January 11, 2014

The War Over Poverty: A Deep Divide On How To Help

All this week, Majority Leader Harry Reid declared over and over on the Senate floor that there's a downside to the recovering economy.

"It's true," he said. "The rich are getting a lot richer, and the poor are getting poorer."

That observation may not be surprising, coming from a Democrat. Less expected, perhaps, is a similar lament made the same day by the Senate's Republican leader, Mitch McConnell.

Sen. Susan Collins, R-Maine, says that both parties have compassion for the poor. The difference is in how they try to help.

"We all know the stock market's been doing great, so the richest among us are doing just fine," McConnell said. "But what about the poor? What about working-class folks?"

Those comments came the same week a study showed more than half the members of Congress are millionaires.

Still, Susan Collins, a Senate Republican up for re-election in Maine, insists members of both parties are compassionate, and that they do agree "that income inequality is a real issue, that the lack of jobs is a serious problem."

"The question is, what do we do about it?" she asks.

The two parties' deep differences over dealing with these issues were readily apparent on Wednesday, the 50th anniversary of President Johnson's declaration of a "War on Poverty." Democratic Sen. Mazie Hirono of Hawaii called that effort a success at improving the lot of many, while noting that much needs to be done.

"The national poverty rate has gone down from 26 percent in 1967 to 16 percent in 2012," she said. "Without safety net programs, the poverty rate would've climbed to 29 percent."

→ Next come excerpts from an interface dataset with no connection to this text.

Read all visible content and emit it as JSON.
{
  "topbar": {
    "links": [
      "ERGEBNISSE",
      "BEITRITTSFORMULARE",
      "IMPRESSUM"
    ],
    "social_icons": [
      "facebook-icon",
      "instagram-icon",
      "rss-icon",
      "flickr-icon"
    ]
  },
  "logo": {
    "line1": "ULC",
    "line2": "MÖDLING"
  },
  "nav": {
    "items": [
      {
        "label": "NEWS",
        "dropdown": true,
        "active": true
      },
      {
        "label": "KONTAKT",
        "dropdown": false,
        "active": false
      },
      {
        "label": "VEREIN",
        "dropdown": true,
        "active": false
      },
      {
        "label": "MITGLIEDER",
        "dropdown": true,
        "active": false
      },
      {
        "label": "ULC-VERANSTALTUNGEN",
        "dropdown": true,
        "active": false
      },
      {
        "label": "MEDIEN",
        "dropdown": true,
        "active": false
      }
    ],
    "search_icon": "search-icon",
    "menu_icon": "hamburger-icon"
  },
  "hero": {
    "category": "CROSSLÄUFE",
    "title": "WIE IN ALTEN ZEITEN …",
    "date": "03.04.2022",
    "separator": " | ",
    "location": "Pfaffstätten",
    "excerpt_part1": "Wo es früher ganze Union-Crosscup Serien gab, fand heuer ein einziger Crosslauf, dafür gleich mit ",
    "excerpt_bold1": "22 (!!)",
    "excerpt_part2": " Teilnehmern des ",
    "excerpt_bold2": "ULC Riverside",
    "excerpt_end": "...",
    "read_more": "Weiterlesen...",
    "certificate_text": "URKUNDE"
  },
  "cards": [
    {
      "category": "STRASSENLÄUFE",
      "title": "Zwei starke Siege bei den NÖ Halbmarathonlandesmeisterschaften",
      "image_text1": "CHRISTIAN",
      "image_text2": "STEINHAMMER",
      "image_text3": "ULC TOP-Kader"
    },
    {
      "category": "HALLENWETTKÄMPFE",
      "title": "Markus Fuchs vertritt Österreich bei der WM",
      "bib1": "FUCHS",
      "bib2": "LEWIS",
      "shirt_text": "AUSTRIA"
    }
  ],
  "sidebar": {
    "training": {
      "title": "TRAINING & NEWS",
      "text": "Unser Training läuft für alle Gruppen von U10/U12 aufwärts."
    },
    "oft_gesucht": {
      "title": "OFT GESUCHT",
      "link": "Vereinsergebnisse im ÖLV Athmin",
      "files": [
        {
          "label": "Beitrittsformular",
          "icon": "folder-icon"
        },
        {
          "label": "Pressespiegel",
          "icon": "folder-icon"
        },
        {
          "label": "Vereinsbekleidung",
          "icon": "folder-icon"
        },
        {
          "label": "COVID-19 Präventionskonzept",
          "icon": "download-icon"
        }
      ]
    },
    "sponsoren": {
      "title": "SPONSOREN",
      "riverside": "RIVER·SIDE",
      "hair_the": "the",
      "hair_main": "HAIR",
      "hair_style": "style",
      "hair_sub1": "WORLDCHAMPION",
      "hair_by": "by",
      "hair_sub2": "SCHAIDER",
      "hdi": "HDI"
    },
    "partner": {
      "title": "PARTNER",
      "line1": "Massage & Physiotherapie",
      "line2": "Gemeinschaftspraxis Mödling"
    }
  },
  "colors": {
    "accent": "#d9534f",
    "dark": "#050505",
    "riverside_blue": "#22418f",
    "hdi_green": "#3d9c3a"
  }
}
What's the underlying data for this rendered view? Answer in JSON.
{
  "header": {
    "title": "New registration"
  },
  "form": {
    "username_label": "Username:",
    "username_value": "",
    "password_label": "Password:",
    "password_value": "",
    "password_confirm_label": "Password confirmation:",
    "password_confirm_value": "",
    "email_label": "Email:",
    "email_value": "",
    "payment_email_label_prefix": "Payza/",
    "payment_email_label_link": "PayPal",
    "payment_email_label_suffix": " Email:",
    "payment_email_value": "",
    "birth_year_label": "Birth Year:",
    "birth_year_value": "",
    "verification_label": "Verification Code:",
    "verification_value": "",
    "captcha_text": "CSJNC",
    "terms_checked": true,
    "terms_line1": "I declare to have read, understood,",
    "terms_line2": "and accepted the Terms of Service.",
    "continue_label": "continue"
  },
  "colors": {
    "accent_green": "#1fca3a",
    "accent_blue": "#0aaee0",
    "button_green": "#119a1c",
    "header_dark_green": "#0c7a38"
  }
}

Read the entire piece at: http://www.npr.org/2014/01/11/261566403/the-war-over-poverty-a-deep-divide-on-how-to-help?ft=1&f=7


By:  David Welna
Source: NPR